Pakistan’s economy is currently facing the dual challenge of a burgeoning annual fuel import bill and climate change. The oil import bill for 2017–18 was $13 billion (a 30% year-on-year increase) (Hussain 2018). Although the national power generation mix has been restructured in recent years to reduce reliance on imported oil, the new fuel mix leans heavily towards imported LNG. Pakistan should continue to expand indigenous sources including renewables, reduce reliance on imported fuels, and incentivize the development of green energy projects by providing a conducive policy environment, raising awareness, and improving access to green finance.

Currently, renewable energy comprises less than 3% of Pakistan’s total power generation fuel mix. However, the government is actively trying to promote the development of renewable energy, particularly the use of solar photovoltaics, small hydro, and wind facilities.
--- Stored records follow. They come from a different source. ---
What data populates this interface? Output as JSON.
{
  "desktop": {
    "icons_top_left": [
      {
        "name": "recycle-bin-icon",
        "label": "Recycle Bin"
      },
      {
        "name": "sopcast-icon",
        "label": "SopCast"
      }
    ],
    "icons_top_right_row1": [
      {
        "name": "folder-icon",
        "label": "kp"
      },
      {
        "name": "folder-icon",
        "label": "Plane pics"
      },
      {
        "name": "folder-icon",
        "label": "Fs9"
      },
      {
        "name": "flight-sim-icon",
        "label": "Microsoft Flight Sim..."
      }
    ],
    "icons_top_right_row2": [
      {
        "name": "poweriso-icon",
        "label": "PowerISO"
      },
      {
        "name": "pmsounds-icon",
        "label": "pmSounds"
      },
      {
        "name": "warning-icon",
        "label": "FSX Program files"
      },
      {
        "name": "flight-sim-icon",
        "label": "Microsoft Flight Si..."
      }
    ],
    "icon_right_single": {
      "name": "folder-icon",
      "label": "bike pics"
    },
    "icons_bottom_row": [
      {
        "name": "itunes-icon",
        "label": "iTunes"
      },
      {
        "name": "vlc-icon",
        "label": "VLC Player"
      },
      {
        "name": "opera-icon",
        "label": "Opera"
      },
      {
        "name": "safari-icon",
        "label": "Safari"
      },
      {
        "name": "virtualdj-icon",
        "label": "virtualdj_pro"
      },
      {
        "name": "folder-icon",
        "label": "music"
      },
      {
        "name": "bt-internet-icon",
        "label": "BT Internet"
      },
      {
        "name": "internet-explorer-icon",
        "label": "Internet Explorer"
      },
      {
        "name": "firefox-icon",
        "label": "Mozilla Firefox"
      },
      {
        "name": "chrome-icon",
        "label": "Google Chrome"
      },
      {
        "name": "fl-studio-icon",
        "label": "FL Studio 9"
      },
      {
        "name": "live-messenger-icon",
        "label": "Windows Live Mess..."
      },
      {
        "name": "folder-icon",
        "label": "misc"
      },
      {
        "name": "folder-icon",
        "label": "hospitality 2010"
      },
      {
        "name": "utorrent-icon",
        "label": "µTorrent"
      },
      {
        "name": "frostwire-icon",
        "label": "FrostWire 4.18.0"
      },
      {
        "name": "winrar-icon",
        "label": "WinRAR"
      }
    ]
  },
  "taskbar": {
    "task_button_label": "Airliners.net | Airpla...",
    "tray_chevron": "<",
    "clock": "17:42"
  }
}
The government is also exploring initiatives to improve the management of demand and supply in this market by introducing net metering, which would allow consumers to sell power back to the grid. However, while the concept is theoretically sound, Pakistan’s biggest challenge is the lack of adequate electricity transmission and distribution infrastructure to absorb large quantities of power from intermittent renewable energy sources such as wind and solar.

This article focuses on the economic case for renewable energy in Pakistan, discusses the financial barriers to the development of green energy projects, and outlines the policy instruments needed to unlock the potential of commercial banks to finance such projects. The second part of this paper provides an overview of the energy sector in Pakistan and the macroeconomic challenges it raises. In the third section we describe how the structure of the power market in Pakistan supports the financial viability and bankability of utility-scale renewable energy projects. In the fourth section we describe the challenges to developing new projects of hydro, wind, solar, and distributed energy (despite the favorable regulatory framework) that are specific to each source of energy, and finally in the fifth section we present some policy recommendations for increasing the share of renewable energy in Pakistan’s energy mix.


Pakistan has a structured and formalized energy sector, accessible to both local and international investors. Except for the transmission and distribution of electricity and gas, which are currently almost entirely owned by the government, most other energy sectors are open to private investment. The two main independent regulators overseeing the energy sector are the Oil and Gas Regulatory Authority (OGRA) and the National Electric Power Regulatory Authority (NEPRA). OGRA monitors pricing and the protection of consumer interests in the midstream and downstream petroleum sector, whilst NEPRA does the same in the generation, transmission, and distribution of electricity.


In this section we discuss the three major sources of green energy in Pakistan – hydropower, wind, and solar – and the unique challenges being faced by each source of energy prior to government approvals and the signing of power purchase agreements with the CPPA-G. The utility-scale projects either operate on a cost-plus tariff basis or the upfront tariff basis. In the cost-plus tariff case the electric power regulator, NEPRA, evaluates a project and its costs basis and determines a tailor-made, unique tariff for the project. In the upfront tariff (for a particular fuel type and size of project), NEPRA predetermines a fit-for-all tariff structure and invites projects to opt for it.



Much of Pakistan, especially the regions of Balochistan, Sindh, and southern Punjab, receives abundant solar irradiation in the order of over 2 MWh/m2 and 3,000 hours of sunshine a year, which is at the highest end of global insulation averages (Alternative Energy Development Board 2006). However, currently, about 418 MW of utility-scale solar projects are in operation. The major challenges slowing the development of utility-scale solar power plants in Pakistan are:

Tariff Uncertainty: Projects awarded tariffs under the 2014 and 2015 solar upfront tariff determinations have been stalled, as international tariffs on solar have decreased sharply compared to the announced tariffs, which raised questions regarding the price discovery process of the regulator and subsequently necessitated that auctions/bids for the purchase of electricity from the private sector be introduced for solar as well. Hence, it is likely that those projects that hold development rights may not be allowed to proceed, which has impacted investor confidence. In addition, the issuance of letters of intent by the government has also been stalled since 2015 in anticipation of a reduction in tariffs as solar technologies mature and more lately due to surplus power in the system.

Land Identification: Land identification is one of the main hurdles for developers interested in investing in the Pakistani market. If a local partner who already has land access is not found, it may take some time to identify lands that are suitable for development. This is further hampered by a lack of public access to good digitalized maps (IFC 2016).

Transmission Bottlenecks: The grid interconnection approval process takes time in Pakistan and a number of applications are pending with the relevant government agency for solar projects. It is recommended that project developers initiate the approval process as soon as possible and work with the government transmission and distribution companies as well as local consultants to identify areas that are most suitable for evacuation of power and that do not require substantial construction of transmission lines (IFC 2016).